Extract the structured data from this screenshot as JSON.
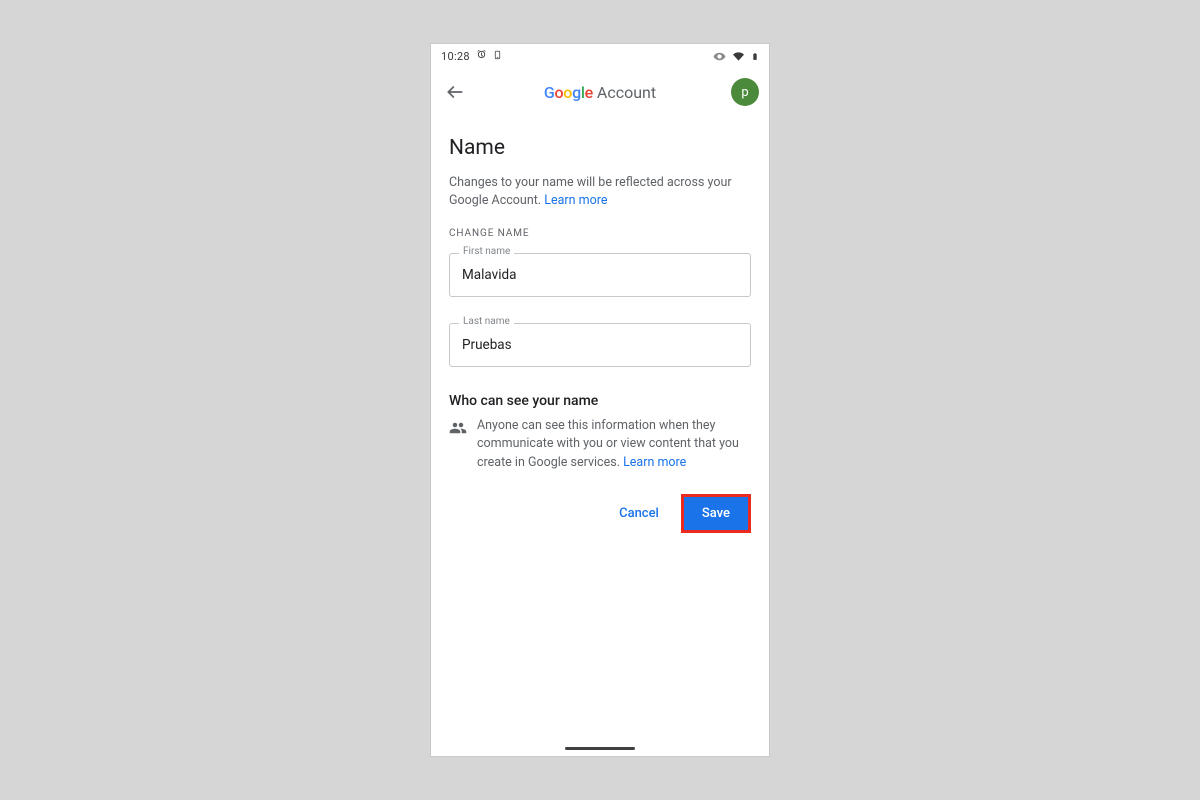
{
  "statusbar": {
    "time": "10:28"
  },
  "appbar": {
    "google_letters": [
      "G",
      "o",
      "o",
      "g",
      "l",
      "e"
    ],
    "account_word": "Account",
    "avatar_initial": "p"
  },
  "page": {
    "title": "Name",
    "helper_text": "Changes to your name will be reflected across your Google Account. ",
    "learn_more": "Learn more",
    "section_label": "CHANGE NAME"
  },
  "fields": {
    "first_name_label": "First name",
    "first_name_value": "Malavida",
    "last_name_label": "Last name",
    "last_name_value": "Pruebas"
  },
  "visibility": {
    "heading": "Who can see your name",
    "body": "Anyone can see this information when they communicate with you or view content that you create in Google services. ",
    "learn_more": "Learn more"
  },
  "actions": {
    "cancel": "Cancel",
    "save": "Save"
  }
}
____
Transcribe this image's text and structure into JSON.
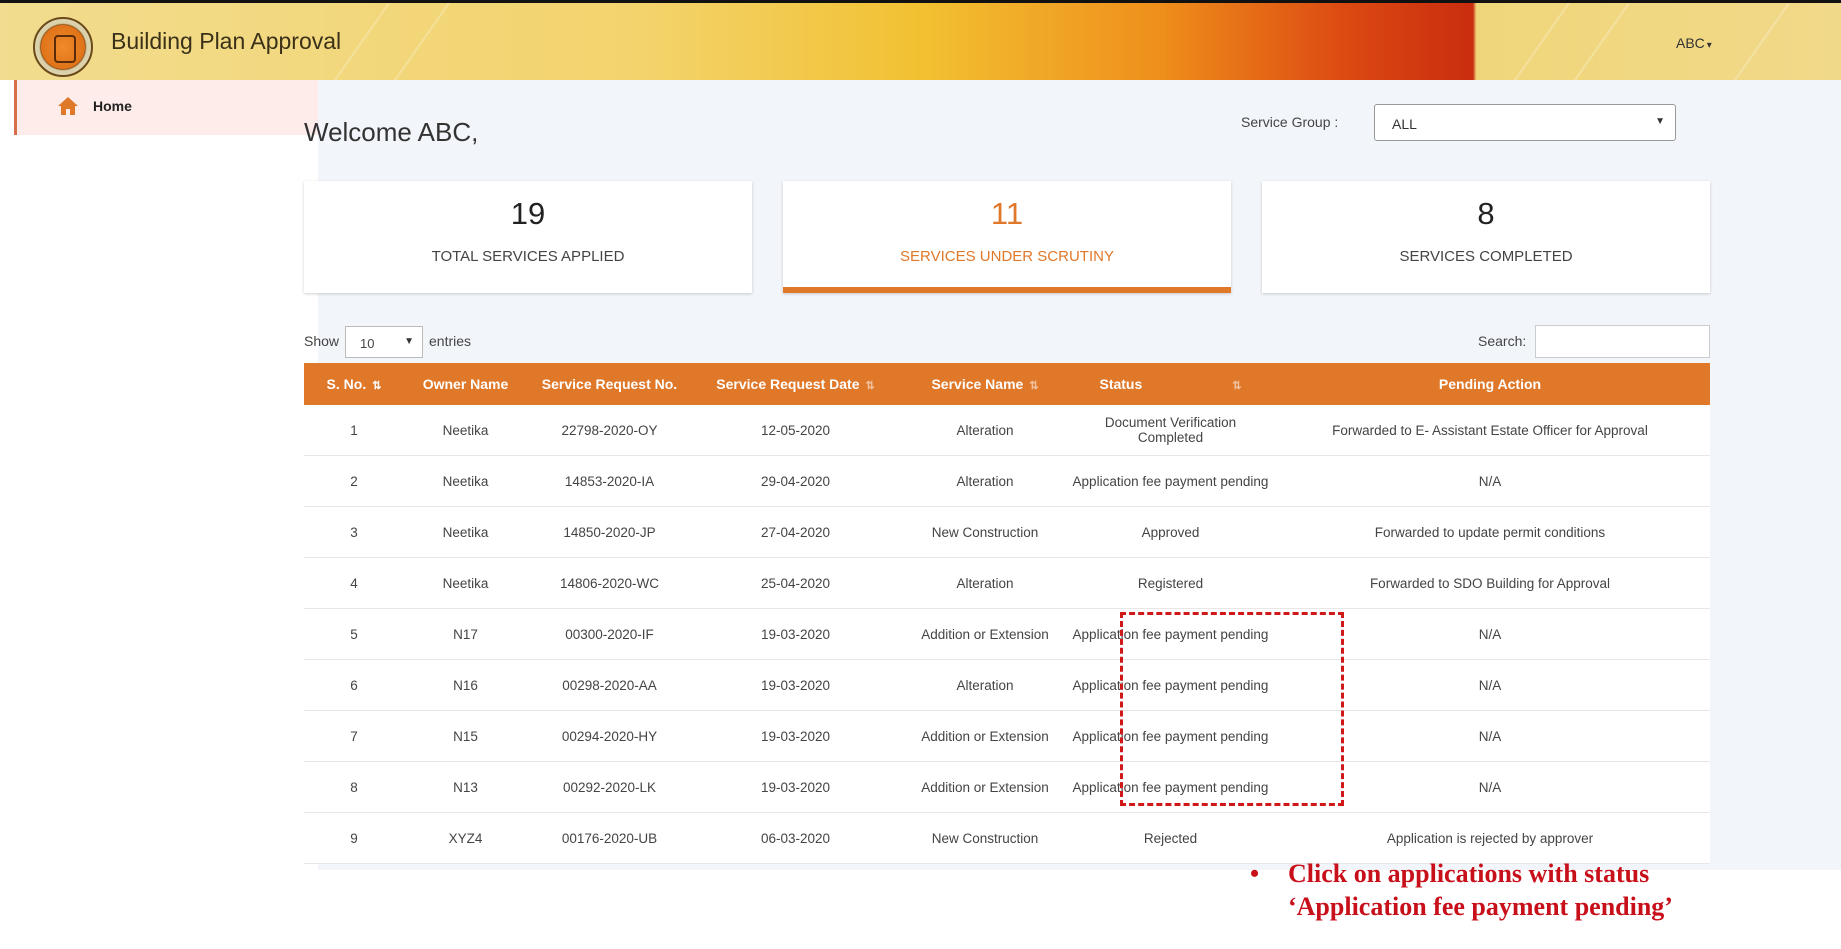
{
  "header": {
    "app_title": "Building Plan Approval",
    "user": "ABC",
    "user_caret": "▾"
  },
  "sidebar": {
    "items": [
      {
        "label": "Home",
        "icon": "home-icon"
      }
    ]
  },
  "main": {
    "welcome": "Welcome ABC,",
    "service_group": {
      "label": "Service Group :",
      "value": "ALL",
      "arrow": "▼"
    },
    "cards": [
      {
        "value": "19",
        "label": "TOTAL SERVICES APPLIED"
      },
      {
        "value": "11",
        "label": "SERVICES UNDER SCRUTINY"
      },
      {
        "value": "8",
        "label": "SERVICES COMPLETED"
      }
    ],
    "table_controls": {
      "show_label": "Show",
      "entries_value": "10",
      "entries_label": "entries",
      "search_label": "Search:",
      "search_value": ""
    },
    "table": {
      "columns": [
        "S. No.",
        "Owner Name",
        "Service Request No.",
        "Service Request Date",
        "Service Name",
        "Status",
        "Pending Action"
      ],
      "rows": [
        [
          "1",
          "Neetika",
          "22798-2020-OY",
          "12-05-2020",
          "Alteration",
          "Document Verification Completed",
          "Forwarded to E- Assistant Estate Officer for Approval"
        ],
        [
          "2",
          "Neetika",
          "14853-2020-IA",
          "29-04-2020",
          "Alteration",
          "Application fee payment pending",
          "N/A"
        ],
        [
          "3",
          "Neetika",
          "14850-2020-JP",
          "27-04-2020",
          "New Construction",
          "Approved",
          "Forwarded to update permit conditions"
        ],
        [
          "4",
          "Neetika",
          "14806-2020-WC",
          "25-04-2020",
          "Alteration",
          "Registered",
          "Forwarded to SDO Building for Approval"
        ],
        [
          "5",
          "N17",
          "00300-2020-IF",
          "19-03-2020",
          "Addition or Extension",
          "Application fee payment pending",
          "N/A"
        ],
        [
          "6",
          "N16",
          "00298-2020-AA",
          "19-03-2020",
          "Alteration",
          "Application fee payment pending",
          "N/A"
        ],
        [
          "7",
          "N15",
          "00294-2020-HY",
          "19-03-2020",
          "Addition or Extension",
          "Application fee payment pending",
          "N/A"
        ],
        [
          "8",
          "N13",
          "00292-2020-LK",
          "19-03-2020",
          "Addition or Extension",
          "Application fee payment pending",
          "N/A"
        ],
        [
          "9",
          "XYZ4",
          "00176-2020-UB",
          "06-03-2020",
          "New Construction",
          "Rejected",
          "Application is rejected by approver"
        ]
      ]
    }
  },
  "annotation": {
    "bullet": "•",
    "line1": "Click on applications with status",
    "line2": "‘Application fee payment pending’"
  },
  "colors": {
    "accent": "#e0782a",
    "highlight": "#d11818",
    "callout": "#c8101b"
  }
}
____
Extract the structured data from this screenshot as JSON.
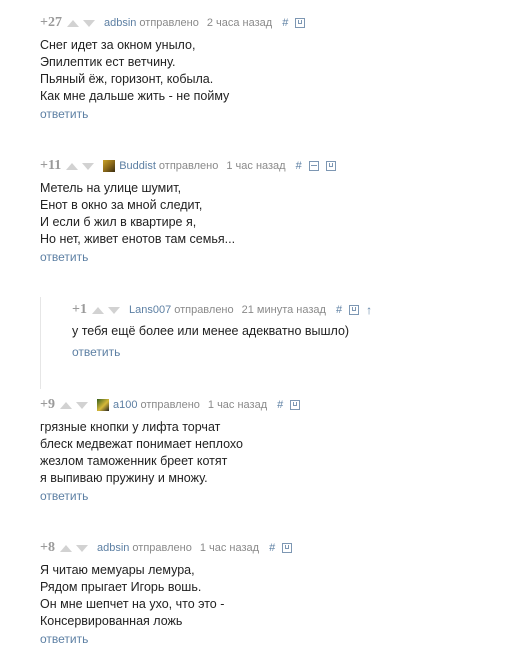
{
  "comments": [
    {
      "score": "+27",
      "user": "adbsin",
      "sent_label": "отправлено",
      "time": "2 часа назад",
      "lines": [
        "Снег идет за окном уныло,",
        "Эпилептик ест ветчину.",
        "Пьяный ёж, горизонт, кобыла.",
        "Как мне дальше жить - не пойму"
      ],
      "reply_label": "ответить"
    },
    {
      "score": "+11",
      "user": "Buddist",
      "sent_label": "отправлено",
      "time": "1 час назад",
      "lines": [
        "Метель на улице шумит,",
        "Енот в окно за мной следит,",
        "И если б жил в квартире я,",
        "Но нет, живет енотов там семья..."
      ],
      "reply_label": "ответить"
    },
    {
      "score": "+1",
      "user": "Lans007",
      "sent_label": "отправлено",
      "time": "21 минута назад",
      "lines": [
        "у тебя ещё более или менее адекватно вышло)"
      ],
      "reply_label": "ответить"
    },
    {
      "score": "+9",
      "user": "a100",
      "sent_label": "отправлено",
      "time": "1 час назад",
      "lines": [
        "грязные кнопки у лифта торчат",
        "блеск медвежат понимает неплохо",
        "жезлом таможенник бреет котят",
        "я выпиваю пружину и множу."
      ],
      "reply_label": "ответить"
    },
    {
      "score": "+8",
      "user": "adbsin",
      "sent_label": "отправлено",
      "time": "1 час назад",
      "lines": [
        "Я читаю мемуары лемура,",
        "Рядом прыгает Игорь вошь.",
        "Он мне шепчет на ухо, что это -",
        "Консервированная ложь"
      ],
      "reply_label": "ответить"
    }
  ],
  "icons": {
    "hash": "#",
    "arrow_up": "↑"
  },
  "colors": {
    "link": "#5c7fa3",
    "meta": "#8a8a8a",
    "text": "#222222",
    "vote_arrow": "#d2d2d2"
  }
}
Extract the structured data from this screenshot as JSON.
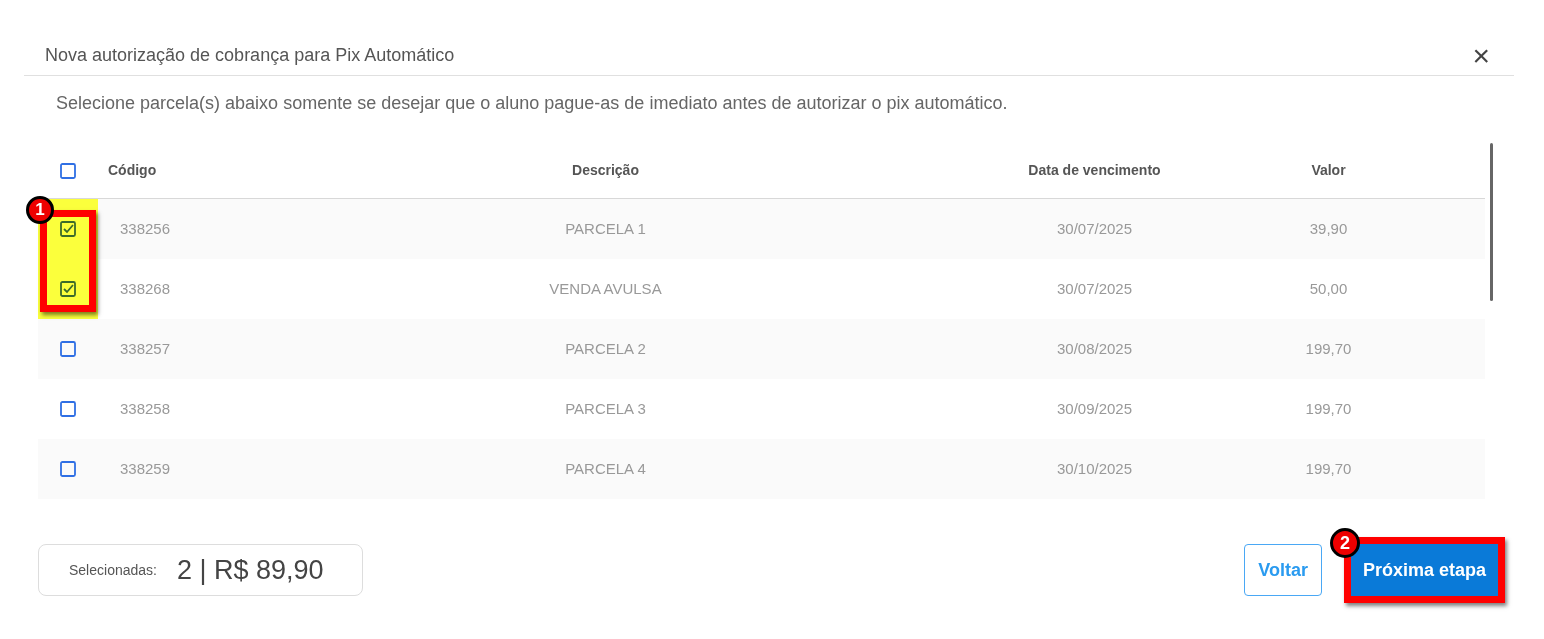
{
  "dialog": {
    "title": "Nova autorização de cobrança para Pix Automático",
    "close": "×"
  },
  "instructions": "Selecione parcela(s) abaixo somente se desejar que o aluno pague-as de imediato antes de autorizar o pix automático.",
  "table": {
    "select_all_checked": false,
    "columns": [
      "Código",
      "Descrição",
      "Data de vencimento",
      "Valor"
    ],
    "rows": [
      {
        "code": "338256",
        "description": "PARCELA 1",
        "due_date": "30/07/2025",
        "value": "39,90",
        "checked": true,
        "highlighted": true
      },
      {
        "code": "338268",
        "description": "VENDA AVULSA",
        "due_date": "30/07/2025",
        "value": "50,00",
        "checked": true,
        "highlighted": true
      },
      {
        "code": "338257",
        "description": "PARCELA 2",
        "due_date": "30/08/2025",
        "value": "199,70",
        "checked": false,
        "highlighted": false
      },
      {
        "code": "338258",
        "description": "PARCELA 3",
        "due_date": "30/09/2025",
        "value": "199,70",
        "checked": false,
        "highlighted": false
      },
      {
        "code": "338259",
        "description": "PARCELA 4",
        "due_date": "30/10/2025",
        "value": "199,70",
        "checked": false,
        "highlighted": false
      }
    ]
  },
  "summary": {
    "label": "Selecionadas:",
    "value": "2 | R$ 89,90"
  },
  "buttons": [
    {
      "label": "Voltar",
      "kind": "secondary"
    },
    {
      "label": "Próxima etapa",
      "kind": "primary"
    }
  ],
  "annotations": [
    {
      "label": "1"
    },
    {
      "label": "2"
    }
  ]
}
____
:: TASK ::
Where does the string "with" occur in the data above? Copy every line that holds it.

:: FINAL ANSWER ::
    "body": "Anyone can see this information when they communicate with you or view content that you create in Google services. ",
    "line1": "Click on applications with status",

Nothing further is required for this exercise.